It has a hopper where the insulation is loaded and a long hose through which the insulation is blown. Get the salesperson at the store to give you a demonstration of how your model works, as they are all a little different in operation.
Before beginning the installation, make sure that all leaks are sealed, as unnecessary airflow will rob you of some of your energy savings. Install flashing around chimneys and recessed lights in the attic to preserve a space of at least three inches between the heat producing item and the insulation. Weatherstrip the trapdoor to the attic and attach insulation to it. If you are using loose-fill insulation, make sure that a baffle is above each soffit vent so that the attic is still properly ventilated after the insulation is in place.
Blow loose-fill insulation into the attic at the rate the insulation manufacturer specifies to achieve the correct R-value per square foot. Make sure to apply the insulation evenly, not leaving any bare spots. Be especially careful to get enough insulation at the eaves of the attic, as it is easy to apply too little where the attic roof comes down to meet the floor. Loose-fill insulation might settle over time. Check for settling each year and add more insulation if needed.
Fiberglass batting comes in rolls. Install fiberglass batting by unrolling it and laying it paper side down between the attic joists. Staple the batting into place so that it does not shift and leave a bare spot. Cut out insulation around electrical sockets and lights. Fill any gaps with small pieces of insulation cut from the roll.
Insulating the walls in your house is also very important. If you are just building your house, you can install fiberglass batting between the wall joists before the drywall is installed. The principles of installation are the same as in the attic; unroll the insulation and staple it into place, making cutouts around windows and wall sockets.
Loose-fill insulation can be used to insulate existing walls. You must drill holes in the exterior wall that are about two inches in diameter. Two holes should be drilled between each stud. One hole should be at 16 inches from the top of the wall and the other at 24 inches from the bottom of the wall. Blow the insulation into each hole until the section between each stud is full, and then plug the holes.
Insulating a basement or crawlspace and adding a vapor barrier can make the whole house more comfortable. It will keep the area under the house at a more even temperature and cuts down on moisture. Rigid foam insulation is the best insulation to use for basements and crawlspaces. This type of insulation comes in nine or ten-foot sheets that are one-half inch thick.

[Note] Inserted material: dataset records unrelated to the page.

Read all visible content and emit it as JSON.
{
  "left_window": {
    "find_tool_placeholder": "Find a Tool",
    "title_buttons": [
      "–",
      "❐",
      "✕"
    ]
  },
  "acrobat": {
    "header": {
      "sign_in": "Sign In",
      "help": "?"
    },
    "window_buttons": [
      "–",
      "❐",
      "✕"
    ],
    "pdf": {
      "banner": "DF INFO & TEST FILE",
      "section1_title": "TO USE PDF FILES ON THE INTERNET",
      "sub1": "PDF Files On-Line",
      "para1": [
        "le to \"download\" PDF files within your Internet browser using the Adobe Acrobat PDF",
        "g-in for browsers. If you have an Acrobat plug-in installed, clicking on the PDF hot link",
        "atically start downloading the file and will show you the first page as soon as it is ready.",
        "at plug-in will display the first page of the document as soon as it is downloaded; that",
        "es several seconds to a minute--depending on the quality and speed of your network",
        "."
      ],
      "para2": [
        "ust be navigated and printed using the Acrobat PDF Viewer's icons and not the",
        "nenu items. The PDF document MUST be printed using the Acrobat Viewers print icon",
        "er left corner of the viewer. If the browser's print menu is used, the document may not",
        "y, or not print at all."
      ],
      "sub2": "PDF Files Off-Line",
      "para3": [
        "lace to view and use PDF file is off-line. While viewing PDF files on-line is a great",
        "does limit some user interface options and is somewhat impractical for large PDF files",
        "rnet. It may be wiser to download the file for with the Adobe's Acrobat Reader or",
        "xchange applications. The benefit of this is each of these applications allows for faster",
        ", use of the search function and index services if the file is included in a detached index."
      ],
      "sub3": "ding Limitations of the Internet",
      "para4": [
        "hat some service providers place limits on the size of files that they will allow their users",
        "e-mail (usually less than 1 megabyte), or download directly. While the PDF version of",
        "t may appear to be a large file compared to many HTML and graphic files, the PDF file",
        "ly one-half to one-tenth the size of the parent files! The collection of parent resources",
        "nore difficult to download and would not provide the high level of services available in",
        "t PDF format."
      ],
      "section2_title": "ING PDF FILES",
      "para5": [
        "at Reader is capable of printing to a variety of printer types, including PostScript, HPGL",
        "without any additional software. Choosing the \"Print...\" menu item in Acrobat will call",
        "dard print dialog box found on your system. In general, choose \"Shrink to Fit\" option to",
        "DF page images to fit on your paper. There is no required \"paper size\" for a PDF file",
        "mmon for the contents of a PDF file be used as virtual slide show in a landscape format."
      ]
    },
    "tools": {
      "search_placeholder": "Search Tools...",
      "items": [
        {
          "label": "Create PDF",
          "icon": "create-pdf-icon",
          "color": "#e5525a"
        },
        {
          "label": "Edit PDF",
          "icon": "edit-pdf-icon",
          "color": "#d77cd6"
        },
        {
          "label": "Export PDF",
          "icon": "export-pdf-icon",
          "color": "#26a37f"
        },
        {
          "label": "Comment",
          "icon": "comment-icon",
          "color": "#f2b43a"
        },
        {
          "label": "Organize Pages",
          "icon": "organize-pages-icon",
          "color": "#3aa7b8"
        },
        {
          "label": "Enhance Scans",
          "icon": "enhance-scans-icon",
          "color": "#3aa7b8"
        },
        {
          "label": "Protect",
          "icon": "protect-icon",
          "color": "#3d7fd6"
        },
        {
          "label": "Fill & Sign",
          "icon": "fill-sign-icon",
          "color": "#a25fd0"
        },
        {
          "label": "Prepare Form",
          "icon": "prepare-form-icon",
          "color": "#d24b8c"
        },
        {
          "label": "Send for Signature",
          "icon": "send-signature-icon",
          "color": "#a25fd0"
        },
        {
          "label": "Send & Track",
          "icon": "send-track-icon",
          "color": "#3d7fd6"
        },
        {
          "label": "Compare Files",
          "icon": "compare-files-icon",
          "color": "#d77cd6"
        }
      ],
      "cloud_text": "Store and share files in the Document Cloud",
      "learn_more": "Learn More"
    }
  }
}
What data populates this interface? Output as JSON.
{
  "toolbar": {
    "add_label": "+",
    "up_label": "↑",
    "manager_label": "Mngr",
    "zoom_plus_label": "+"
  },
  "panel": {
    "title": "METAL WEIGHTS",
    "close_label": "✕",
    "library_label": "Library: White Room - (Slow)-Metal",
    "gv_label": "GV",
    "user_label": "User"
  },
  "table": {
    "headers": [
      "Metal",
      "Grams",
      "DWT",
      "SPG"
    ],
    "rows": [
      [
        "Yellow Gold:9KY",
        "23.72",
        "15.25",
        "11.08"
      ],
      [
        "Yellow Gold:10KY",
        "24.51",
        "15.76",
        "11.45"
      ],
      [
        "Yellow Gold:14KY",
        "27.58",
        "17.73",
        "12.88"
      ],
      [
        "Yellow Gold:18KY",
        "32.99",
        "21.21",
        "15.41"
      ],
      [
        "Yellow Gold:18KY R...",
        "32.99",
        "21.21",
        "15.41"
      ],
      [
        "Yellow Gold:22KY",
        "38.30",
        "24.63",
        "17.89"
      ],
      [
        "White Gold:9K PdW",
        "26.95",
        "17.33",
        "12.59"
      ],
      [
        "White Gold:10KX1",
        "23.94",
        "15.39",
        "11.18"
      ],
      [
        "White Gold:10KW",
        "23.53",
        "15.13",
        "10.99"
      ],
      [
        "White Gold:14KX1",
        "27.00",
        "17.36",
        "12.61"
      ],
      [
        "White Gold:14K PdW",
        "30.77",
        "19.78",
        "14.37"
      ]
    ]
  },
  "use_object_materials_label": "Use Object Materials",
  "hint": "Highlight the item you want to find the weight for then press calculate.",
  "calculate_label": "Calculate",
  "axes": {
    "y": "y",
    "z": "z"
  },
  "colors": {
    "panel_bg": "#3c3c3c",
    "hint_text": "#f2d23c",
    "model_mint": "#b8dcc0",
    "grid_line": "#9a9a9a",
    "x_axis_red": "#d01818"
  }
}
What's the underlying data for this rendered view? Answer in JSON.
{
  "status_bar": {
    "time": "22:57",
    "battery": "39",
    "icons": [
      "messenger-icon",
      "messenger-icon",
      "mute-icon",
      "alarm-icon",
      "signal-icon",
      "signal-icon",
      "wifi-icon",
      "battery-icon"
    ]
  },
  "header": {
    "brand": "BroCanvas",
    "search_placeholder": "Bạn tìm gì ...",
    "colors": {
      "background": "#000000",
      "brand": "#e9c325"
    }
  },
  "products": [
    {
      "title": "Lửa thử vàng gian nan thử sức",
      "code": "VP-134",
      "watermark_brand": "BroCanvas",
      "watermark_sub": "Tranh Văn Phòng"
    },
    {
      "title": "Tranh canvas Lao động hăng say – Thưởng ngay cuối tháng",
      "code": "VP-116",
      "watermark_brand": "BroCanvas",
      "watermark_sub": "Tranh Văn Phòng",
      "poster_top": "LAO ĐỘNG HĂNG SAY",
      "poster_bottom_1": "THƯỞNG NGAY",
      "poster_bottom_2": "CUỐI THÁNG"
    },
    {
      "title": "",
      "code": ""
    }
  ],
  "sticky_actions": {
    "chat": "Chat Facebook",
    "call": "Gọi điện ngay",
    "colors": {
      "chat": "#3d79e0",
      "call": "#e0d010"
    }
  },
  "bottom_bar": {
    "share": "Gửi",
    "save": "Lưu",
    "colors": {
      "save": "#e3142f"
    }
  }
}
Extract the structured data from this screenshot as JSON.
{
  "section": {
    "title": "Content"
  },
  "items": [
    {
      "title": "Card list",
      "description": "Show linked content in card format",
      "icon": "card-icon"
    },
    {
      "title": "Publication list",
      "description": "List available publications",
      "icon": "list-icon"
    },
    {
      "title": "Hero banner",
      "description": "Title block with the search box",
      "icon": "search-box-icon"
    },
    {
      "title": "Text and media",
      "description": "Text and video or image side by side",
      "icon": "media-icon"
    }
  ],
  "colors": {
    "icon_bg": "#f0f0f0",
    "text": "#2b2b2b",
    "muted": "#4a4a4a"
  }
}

The sheets are made of polystyrene or urethane. To insulate your basement, first, attach furring strips to the walls with masonry anchors. The furring strips should be spaced at the width of the foam sheet. Cut the sheets with an insulation board saw so that they fit between the wall’s sill plate and the cap plate.
If you are insulating a crawl space, make sure the sheet is cut to fit between the ground and the floor joists without letting the insulation touch the ground. Make cutouts as necessary for windows, vents, and electrical outlets. The sheets will be attached to the concrete block walls with panel adhesive. Make sure that the panel adhesive you choose will not dissolve the insulation.
Spread the adhesive on each sheet and attach the sheet to the basement wall. After all the insulation is in place, staple plastic sheeting to the furring strips to form a vapor barrier. If you are installing the insulation in a basement, attach wallboard over the vapor barrier for a more finished look.
Whether you decide to insulate your attic, walls, or basement, the energy savings and increased comfort of your home will repay your efforts for years to come.